BBH: Suzanne Ciani, Voices of Packaged Souls

Demdike Stare’s new reissue label, Dead-Cert Pressings, unearths a forgotten gem in Suzanne Ciani’s Voices of Packaged Souls.

BBH: Various Artists, In The Dark: The Soul Of Detroit

It’s not often that we’ll write up a repress here at LWE, especially when the original discs were released less than a decade ago, but then In the Dark is a pretty special collection of music.

BBH: Fresh & Low, Little ‘i’

Foul & Sunk’s reissue of Fresh & Low’s Little ‘i’ EP improves the record’s availability for fans (original copies are around €53 on Discogs) and make the rest of us aware that it even exists.

BBH: The Memory Foundation, Greenflash EP

Released during Memory Foundation’s most prolific period, the four track Greenflash EP offers examples of some of their best work.

BBH: Soft House Company, What You Need…

Although Soft House Company’s 1990 single “What You Need…” feels like a New York house anthem its Italian origins are what make it so special.

BBH: Newworldaquarium, Heavy Metal

When I stumbled upon Newworldaquarium’s Heavy Metal EP, released on Peacefrog in 2003, I snatched it without hesitation, something one should always do when confronted with Jochem Peteri’s records.
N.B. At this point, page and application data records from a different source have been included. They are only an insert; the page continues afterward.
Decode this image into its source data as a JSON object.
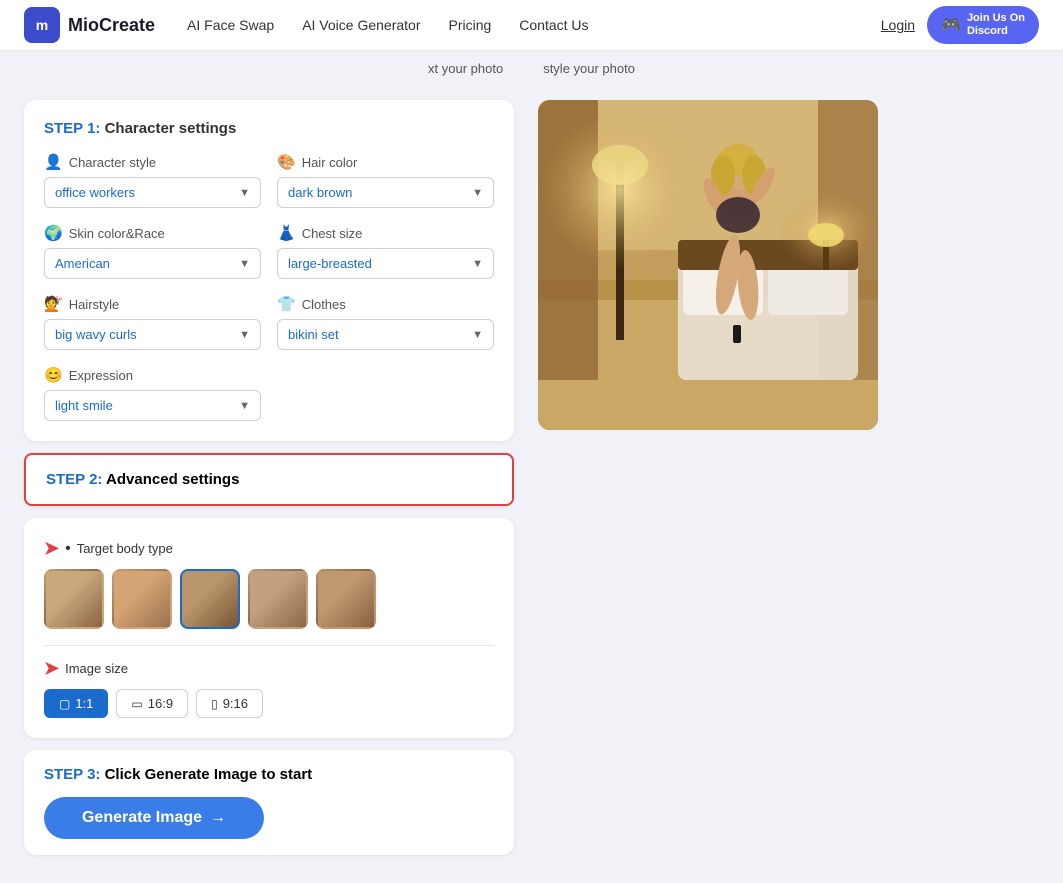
{
  "brand": {
    "logo_letters": "m",
    "logo_name": "MioCreate"
  },
  "navbar": {
    "links": [
      {
        "label": "AI Face Swap",
        "name": "nav-face-swap"
      },
      {
        "label": "AI Voice Generator",
        "name": "nav-voice"
      },
      {
        "label": "Pricing",
        "name": "nav-pricing"
      },
      {
        "label": "Contact Us",
        "name": "nav-contact"
      }
    ],
    "login_label": "Login",
    "discord_label": "Join Us On\nDiscord"
  },
  "header_scroll": {
    "text1": "xt your photo",
    "text2": "style your photo"
  },
  "step1": {
    "title_step": "STEP 1:",
    "title_desc": " Character settings",
    "character_style_label": "Character style",
    "character_style_value": "office workers",
    "hair_color_label": "Hair color",
    "hair_color_value": "dark brown",
    "skin_race_label": "Skin color&Race",
    "skin_race_value": "American",
    "chest_size_label": "Chest size",
    "chest_size_value": "large-breasted",
    "hairstyle_label": "Hairstyle",
    "hairstyle_value": "big wavy curls",
    "clothes_label": "Clothes",
    "clothes_value": "bikini set",
    "expression_label": "Expression",
    "expression_value": "light smile"
  },
  "step2": {
    "title_step": "STEP 2:",
    "title_desc": " Advanced settings",
    "body_type_label": "Target body type",
    "image_size_label": "Image size",
    "sizes": [
      {
        "label": "1:1",
        "icon": "▢",
        "active": true
      },
      {
        "label": "16:9",
        "icon": "▭",
        "active": false
      },
      {
        "label": "9:16",
        "icon": "▯",
        "active": false
      }
    ]
  },
  "step3": {
    "title_step": "STEP 3:",
    "title_desc": " Click Generate Image to start",
    "generate_btn_label": "Generate Image",
    "generate_btn_arrow": "→"
  }
}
BBH: Projekt: PM, When The Voices Come

Kuri Kondrak considers Edgar Sinio’s When The Voices Come EP as Projekt: PM, which helped put Guidance Recordings on the Chicago house map in 1996.

BBH: Robert Hood, Stereotype EP

Robert Hood’s burst of activity in 2009 was composed half of new releases and half of reissues. After reissuing the classic Minimal Nation Hood fired off a couple new jams (including the wicked “Superman”) before continuing the reissues with The Pace/Wandering Endlessly. Which leads us to M.PM number 5, the legendary Stereotype EP first released in 1998. Last year we noted the strength of 2009’s reissues, and Hood’s were a big part of that.

BBH: Cluster & Eno, Cluster & Eno/Eno, Moebius & Roedelius, After the Heat

Here’s a proposition, possibly reductive, probably true: the German duo Cluster (Dieter Moebius and Hans Joachim Roedelius) were the only Krautrock act to make the usual artistic trajectory, from incipient experimentalism to more approachable, populist moves, without trading in one iota of their humour or their peculiar genius. Can and Tangerine Dream lost it; Faust and Ash Ra Tempel watered down most of their ideas (Faust’s “Krautrock” and Manuel Gottsching’s E2-E4 notwithstanding); Amon Duul II aren’t worth mentioning; perhaps only the other great Krautrock duo NEU!, of Michael Rother and Klaus Dinger, made it to the late 1970s with their aesthetics intact. Tracing Cluster’s history is a grand thing to do. Starting as Kluster, with third member Conrad Schnitzler, they released several albums of hard-nailed, formless analogue electronics, Klopfzeichen (Schwann, 1970), Zwei-Osterei (Schwann, 1971) and Eruption (1971), which were as vast and cold as the Arctic tundra, forbidding and steely in their gravity. After losing Schnitzler, the first two duo Cluster albums, 71 (Phillips, 1971) and Cluster II (Brain, 1972), explored similar terrain — an improvised meta-music that satellites out from the big bang of late ’60s counter-cultural disruption, where academic electronic music and the freedoms of rock at its most structurally footloose met on even terrain.